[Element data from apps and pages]
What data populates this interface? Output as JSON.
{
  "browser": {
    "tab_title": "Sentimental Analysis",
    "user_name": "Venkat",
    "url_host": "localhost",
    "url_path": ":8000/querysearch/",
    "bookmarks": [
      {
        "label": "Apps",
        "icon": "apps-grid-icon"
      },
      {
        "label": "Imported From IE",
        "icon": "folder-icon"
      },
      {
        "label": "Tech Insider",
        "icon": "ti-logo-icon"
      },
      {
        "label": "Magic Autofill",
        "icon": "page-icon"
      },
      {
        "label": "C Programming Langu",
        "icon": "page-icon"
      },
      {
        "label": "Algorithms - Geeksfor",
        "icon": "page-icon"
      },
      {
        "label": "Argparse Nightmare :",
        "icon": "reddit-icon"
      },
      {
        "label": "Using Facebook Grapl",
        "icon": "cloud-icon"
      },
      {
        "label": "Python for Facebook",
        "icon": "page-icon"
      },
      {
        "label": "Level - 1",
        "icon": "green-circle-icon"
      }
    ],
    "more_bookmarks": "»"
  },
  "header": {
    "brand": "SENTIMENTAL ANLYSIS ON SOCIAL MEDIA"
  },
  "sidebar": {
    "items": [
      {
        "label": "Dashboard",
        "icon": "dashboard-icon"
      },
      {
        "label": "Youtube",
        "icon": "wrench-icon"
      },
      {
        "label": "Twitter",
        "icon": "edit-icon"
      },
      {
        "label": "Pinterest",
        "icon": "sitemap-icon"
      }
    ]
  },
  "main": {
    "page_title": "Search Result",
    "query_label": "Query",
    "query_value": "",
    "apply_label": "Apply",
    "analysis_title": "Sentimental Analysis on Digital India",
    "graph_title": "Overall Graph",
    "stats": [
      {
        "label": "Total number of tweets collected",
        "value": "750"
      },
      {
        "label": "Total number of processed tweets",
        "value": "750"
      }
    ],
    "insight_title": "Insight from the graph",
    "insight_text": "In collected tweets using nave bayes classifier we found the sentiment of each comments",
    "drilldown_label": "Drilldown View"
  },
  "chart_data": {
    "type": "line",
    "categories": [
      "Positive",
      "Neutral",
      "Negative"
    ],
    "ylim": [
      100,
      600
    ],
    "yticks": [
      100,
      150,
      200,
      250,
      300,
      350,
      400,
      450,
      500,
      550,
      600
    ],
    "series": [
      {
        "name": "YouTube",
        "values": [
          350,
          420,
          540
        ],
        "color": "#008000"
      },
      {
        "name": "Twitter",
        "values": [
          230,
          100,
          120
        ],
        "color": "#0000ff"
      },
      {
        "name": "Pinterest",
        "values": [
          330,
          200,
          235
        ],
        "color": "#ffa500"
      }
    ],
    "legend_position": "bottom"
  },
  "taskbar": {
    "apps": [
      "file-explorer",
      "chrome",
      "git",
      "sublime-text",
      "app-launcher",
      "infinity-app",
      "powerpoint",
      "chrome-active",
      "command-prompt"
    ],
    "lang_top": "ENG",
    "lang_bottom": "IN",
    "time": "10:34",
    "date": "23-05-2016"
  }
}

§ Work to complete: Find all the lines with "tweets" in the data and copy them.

§ Answer:
        "label": "Total number of tweets collected",
        "label": "Total number of processed tweets",
    "insight_text": "In collected tweets using nave bayes classifier we found the sentiment of each comments",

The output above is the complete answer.